[Component data from apps and pages]
┏━━

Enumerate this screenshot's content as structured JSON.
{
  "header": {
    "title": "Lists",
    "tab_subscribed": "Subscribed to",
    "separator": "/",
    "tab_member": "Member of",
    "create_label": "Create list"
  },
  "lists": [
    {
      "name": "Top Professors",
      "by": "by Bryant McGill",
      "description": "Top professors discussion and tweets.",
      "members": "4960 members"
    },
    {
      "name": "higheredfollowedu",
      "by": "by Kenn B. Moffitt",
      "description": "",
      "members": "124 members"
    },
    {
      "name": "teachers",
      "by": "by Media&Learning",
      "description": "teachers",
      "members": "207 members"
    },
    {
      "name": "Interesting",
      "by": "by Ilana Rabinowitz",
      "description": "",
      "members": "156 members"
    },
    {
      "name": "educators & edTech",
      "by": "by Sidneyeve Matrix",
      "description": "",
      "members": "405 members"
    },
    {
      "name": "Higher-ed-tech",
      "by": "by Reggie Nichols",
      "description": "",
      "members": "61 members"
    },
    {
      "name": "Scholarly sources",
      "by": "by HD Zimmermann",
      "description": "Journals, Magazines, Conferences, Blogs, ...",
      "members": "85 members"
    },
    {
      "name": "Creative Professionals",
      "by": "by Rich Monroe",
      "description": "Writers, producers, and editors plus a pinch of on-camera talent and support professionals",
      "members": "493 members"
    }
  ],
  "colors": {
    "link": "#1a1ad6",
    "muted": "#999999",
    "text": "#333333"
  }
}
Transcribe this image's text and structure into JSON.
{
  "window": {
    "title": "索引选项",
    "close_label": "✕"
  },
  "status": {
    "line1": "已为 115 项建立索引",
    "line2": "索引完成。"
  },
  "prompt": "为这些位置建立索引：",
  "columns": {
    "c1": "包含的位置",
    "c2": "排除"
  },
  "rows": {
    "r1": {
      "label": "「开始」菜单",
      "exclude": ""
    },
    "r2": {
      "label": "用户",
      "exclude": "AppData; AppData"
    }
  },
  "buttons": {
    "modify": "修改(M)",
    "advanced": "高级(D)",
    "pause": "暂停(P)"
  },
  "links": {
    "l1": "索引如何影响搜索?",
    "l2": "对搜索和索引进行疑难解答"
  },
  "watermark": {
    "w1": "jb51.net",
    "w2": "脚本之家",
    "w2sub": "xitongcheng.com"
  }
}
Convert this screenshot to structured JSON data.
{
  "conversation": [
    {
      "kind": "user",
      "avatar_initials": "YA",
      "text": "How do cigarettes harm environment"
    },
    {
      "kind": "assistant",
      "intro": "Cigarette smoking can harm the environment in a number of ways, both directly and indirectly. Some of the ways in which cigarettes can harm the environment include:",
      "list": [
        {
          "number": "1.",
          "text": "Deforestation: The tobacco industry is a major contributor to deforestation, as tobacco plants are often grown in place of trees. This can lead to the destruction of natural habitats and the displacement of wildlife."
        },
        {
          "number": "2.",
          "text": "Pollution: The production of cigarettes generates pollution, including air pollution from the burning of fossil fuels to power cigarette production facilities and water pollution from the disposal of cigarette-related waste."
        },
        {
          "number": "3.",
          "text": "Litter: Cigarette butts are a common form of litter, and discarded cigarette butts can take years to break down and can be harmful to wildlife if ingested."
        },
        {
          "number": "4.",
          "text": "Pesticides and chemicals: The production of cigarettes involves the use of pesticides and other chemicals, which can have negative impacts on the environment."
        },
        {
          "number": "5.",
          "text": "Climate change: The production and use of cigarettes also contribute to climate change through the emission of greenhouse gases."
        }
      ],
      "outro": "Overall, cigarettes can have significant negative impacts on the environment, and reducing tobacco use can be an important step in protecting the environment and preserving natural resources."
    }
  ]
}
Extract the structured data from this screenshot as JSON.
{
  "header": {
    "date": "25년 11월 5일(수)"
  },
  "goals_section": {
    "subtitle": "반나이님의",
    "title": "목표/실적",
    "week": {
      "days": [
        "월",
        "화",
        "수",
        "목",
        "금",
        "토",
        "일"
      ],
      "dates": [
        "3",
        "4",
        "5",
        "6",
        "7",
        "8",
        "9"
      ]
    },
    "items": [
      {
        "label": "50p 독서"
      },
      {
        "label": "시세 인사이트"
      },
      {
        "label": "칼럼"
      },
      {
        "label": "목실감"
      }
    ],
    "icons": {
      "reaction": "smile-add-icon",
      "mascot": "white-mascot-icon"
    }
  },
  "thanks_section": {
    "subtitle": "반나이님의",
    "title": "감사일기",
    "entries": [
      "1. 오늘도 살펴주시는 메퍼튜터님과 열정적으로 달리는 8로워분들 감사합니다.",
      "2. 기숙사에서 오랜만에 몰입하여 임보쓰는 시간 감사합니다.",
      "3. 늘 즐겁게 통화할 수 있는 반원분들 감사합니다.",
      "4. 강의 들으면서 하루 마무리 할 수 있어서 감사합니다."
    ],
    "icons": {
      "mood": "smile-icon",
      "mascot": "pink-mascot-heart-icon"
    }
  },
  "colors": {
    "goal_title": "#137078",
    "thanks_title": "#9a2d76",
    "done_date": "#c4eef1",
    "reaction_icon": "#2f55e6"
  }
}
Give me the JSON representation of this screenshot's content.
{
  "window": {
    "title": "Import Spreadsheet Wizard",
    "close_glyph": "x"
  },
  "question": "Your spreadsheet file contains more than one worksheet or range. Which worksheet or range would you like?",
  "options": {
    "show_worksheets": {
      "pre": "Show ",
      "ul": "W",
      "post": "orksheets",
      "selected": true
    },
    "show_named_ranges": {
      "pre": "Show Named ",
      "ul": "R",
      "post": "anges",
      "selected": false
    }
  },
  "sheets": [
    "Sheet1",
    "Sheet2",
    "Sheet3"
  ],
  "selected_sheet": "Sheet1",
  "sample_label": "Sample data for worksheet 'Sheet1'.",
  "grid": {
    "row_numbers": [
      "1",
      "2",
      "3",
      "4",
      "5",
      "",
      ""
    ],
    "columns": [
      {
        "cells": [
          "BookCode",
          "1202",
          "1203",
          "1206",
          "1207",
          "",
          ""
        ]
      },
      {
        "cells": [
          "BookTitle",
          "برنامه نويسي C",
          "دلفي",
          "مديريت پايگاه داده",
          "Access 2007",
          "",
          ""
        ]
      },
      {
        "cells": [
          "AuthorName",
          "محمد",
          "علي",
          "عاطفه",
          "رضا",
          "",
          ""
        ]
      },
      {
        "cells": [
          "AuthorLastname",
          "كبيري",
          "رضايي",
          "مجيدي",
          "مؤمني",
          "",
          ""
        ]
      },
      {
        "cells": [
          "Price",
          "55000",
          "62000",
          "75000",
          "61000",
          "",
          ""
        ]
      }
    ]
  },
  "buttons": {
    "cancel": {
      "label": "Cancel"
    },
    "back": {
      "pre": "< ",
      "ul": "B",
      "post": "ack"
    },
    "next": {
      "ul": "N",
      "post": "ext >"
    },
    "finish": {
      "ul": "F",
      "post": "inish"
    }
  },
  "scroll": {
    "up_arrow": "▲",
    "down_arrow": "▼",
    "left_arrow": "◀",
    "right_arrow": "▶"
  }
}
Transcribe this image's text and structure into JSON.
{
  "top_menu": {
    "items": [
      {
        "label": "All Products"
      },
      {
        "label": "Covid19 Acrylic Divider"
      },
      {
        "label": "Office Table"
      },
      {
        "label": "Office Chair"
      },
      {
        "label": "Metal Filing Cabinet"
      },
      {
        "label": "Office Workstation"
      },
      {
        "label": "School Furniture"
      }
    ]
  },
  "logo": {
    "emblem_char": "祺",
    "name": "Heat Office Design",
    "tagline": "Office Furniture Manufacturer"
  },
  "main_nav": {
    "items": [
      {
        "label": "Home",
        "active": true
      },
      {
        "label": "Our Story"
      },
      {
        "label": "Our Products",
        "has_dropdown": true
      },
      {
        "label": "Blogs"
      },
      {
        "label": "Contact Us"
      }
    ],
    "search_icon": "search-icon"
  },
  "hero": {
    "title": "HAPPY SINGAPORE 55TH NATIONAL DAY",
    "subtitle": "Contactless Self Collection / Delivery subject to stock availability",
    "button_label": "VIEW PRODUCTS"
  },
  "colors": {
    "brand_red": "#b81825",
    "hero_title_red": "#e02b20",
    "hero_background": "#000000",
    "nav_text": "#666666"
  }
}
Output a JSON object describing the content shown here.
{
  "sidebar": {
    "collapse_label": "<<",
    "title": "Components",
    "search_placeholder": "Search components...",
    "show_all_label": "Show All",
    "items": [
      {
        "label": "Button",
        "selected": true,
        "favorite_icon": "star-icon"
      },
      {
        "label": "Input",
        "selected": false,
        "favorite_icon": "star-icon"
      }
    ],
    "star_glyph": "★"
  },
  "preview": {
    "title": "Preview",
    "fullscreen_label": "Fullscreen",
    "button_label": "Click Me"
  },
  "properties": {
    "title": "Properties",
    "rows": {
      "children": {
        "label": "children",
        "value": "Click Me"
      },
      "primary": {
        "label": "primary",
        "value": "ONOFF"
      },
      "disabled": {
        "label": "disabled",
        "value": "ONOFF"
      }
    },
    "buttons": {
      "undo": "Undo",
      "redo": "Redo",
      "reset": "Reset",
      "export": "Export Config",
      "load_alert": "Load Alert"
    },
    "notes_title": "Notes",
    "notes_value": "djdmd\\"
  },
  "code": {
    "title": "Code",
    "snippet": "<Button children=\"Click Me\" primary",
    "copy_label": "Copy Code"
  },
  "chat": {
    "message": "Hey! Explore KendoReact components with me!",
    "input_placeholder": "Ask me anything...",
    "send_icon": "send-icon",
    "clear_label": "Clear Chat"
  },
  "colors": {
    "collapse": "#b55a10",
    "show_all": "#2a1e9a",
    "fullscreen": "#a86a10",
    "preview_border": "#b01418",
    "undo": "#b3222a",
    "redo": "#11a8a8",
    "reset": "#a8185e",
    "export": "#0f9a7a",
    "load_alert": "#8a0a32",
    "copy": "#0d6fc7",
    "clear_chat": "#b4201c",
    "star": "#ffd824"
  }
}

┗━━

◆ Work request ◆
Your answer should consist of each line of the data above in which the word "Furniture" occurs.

◆ Solution ◆
        "label": "School Furniture"
    "tagline": "Office Furniture Manufacturer"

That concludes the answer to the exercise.